What the exercise asks:
Your answer should consist of each line below that contains the string "title".

------

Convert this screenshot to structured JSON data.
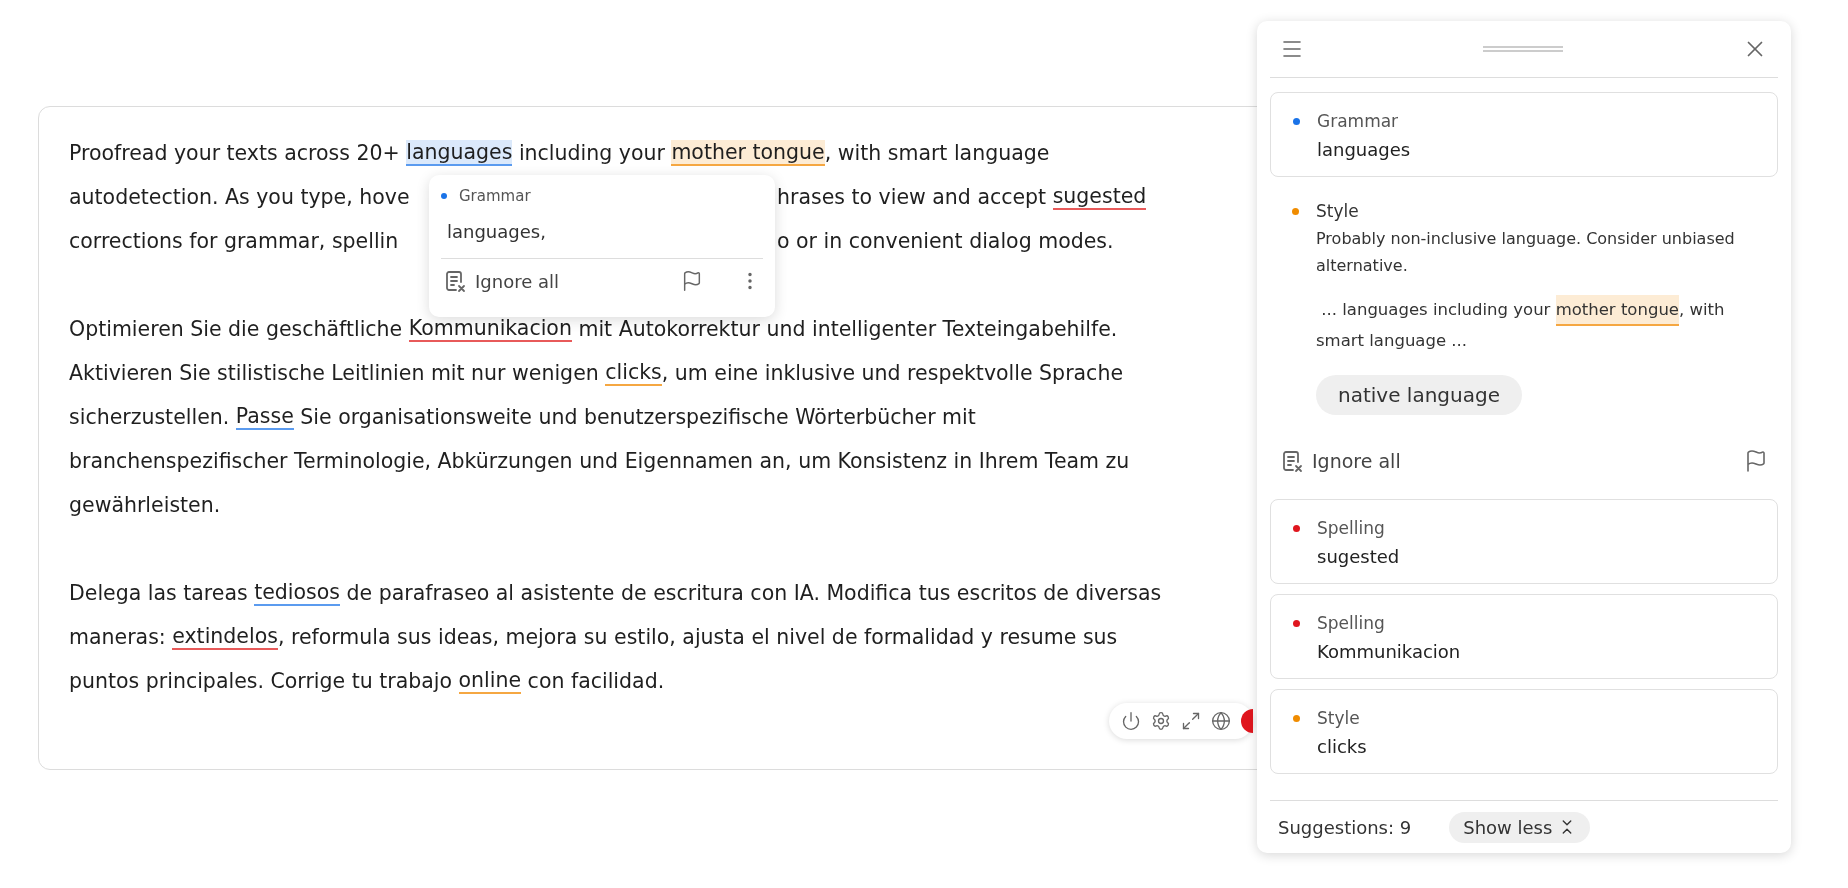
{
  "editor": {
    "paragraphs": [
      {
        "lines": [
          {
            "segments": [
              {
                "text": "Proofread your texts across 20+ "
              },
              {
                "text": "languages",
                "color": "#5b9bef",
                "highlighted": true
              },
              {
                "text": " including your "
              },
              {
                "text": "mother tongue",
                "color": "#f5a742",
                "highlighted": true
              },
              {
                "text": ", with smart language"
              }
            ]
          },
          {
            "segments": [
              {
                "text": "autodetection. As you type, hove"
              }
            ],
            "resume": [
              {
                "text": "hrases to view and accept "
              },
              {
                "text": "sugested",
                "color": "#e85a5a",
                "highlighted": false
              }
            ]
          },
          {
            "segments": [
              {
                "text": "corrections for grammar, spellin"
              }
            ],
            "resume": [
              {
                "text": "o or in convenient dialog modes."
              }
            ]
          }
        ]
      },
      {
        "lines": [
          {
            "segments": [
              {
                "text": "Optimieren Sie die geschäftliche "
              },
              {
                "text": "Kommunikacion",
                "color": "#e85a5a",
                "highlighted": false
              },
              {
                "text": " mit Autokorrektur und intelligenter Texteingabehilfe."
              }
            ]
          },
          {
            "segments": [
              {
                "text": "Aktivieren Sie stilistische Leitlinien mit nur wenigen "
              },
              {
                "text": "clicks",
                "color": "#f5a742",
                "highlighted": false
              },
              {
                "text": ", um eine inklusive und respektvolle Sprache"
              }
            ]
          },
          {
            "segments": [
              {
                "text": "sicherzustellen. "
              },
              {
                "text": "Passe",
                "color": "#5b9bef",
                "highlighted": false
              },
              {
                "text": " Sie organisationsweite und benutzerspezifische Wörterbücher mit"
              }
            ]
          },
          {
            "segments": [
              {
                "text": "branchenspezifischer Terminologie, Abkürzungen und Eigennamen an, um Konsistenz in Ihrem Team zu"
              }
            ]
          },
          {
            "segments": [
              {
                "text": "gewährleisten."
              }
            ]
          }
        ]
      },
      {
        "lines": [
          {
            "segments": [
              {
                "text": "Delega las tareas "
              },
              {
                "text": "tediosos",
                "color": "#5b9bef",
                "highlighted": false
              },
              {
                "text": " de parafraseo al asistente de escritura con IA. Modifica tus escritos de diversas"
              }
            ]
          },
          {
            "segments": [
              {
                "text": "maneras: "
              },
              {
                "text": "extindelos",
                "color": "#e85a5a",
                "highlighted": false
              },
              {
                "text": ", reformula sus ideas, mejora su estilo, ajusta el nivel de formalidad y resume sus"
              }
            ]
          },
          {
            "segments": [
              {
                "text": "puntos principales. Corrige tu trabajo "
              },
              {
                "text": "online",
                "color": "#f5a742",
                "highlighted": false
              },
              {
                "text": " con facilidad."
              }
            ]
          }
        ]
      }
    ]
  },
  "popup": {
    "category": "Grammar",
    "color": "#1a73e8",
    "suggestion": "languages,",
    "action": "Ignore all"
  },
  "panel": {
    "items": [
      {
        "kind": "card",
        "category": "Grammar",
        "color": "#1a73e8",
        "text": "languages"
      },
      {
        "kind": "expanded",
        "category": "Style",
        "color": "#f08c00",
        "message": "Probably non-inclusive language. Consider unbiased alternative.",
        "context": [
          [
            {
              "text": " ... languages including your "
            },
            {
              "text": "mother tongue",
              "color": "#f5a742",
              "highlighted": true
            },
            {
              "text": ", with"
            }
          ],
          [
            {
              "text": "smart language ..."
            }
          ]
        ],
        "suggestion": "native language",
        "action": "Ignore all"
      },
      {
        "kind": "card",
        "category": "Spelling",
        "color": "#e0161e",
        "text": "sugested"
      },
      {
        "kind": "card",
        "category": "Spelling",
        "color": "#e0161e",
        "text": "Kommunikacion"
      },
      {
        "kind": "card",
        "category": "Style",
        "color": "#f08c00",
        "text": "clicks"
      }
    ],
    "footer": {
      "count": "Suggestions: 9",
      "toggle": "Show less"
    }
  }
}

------

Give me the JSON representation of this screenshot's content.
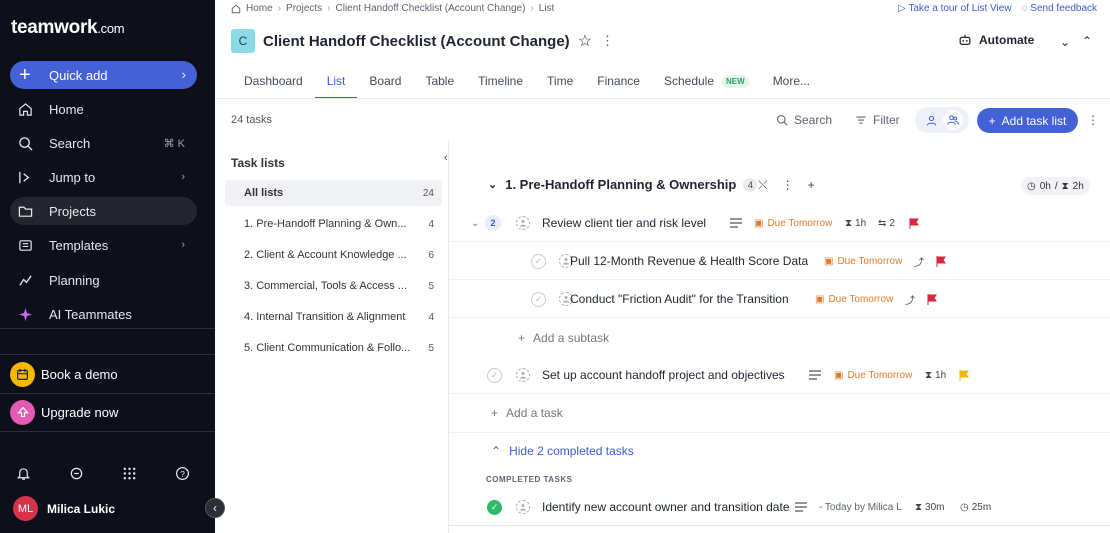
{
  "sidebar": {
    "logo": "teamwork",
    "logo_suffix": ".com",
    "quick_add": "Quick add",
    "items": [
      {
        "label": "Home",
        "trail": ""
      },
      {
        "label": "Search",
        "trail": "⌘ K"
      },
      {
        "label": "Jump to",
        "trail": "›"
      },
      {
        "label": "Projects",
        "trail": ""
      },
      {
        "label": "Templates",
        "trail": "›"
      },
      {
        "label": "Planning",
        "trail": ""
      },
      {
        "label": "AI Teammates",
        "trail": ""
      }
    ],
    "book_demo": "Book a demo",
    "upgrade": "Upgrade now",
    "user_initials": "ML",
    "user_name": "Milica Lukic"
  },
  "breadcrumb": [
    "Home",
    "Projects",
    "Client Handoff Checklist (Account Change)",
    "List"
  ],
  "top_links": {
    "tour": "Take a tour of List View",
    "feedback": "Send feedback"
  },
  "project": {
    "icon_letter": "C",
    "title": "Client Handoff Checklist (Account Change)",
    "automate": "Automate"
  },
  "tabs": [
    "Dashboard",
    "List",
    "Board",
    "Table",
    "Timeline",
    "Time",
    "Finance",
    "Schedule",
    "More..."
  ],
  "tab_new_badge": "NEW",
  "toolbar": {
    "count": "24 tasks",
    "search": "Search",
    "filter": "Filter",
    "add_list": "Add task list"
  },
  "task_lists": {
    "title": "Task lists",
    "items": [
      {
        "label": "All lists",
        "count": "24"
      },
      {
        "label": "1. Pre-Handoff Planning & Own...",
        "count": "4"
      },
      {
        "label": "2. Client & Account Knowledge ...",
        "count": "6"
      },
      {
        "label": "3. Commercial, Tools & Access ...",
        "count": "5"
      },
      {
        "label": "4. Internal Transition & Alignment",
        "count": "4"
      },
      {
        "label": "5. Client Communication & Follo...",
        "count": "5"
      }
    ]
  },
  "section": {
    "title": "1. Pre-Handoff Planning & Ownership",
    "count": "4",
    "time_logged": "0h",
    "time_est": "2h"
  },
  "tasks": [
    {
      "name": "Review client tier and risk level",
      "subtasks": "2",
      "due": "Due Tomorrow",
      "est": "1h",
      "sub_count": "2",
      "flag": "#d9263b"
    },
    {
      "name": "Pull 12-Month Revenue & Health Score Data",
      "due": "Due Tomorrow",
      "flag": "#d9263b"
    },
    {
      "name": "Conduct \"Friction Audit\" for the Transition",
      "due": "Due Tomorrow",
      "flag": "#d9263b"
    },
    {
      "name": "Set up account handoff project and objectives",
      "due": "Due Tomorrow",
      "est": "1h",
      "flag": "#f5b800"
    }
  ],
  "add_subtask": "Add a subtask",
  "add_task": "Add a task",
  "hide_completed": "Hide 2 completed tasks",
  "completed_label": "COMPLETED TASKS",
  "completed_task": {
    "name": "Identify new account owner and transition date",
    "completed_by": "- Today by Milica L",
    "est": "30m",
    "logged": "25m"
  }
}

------

Written answer:
    "title": "Client Handoff Checklist (Account Change)",
    "title": "Task lists",
    "title": "1. Pre-Handoff Planning & Ownership",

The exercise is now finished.